DATA RECORDS »
[Start of section]

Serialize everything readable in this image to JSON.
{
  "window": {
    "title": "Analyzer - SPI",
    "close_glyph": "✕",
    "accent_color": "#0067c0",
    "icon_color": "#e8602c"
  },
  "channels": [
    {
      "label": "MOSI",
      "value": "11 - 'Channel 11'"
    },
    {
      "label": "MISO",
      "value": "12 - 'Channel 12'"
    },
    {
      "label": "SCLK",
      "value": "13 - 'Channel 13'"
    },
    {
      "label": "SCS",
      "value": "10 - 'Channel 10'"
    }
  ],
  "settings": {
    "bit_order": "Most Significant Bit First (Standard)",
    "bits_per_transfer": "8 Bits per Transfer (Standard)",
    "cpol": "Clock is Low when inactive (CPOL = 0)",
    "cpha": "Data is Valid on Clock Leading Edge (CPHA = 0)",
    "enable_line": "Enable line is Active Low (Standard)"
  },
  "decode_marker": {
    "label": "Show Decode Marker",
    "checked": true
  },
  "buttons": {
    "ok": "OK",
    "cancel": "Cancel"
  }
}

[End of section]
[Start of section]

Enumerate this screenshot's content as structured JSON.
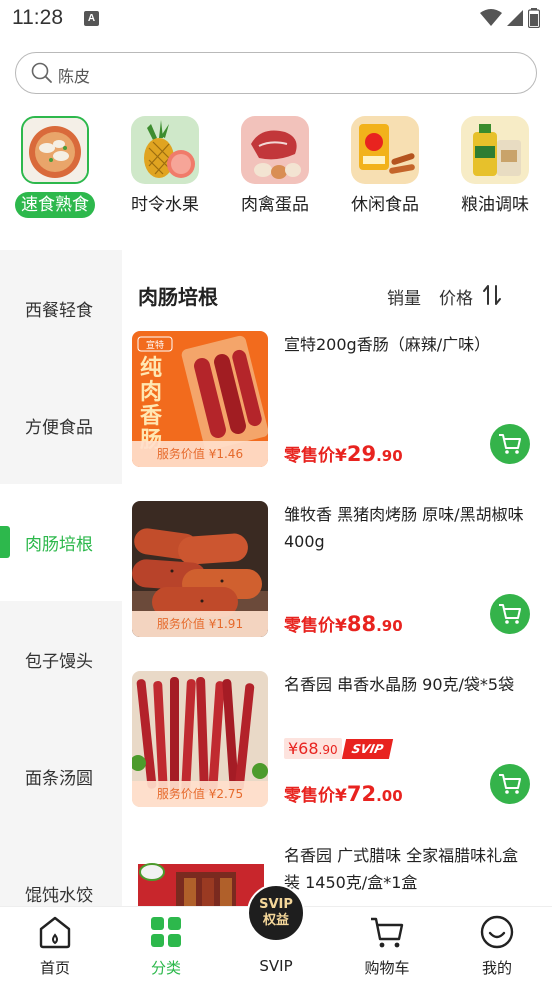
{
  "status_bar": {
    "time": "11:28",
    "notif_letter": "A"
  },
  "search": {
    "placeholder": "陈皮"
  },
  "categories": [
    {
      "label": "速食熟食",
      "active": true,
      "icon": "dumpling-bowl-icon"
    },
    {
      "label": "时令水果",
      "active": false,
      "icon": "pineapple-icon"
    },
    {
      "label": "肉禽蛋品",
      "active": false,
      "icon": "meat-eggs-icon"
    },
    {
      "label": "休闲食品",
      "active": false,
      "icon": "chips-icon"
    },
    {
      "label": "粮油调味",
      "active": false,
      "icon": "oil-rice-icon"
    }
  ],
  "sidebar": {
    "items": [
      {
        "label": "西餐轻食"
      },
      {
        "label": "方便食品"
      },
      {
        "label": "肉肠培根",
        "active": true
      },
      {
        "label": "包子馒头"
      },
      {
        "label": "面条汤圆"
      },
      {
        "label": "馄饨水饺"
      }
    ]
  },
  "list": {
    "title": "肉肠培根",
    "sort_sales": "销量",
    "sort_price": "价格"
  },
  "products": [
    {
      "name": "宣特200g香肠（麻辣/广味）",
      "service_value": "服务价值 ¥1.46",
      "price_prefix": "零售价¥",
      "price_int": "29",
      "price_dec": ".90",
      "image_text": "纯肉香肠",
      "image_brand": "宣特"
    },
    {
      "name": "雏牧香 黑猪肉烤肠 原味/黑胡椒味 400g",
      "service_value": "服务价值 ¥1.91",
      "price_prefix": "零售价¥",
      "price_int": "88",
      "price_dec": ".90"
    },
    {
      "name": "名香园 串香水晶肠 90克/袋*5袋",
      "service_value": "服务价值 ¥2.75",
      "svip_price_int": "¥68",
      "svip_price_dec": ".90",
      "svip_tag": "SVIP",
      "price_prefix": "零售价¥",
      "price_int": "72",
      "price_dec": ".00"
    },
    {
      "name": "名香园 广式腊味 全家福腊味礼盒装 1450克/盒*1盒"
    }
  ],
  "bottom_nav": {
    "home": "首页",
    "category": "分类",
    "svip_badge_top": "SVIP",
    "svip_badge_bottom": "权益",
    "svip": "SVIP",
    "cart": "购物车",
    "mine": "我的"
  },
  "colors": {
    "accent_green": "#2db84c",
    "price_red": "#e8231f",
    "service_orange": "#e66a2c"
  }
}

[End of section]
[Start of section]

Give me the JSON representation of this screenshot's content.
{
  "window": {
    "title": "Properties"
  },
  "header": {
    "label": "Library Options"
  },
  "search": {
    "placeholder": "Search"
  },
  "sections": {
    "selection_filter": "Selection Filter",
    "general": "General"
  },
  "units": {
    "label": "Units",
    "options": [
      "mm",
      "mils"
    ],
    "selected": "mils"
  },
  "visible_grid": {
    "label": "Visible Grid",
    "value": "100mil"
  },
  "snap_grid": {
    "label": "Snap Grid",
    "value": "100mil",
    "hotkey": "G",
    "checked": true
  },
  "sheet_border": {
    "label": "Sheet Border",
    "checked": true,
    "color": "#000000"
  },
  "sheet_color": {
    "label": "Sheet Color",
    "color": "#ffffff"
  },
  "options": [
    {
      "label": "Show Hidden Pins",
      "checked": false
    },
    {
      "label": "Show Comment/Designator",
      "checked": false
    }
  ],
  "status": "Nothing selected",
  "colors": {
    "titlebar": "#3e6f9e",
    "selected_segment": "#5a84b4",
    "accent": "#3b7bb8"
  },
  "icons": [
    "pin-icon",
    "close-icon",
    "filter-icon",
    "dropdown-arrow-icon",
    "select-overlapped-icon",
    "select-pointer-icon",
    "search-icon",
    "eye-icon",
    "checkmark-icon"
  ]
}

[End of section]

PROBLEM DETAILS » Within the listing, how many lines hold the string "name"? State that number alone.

RESULT OF THE EXERCISE » 4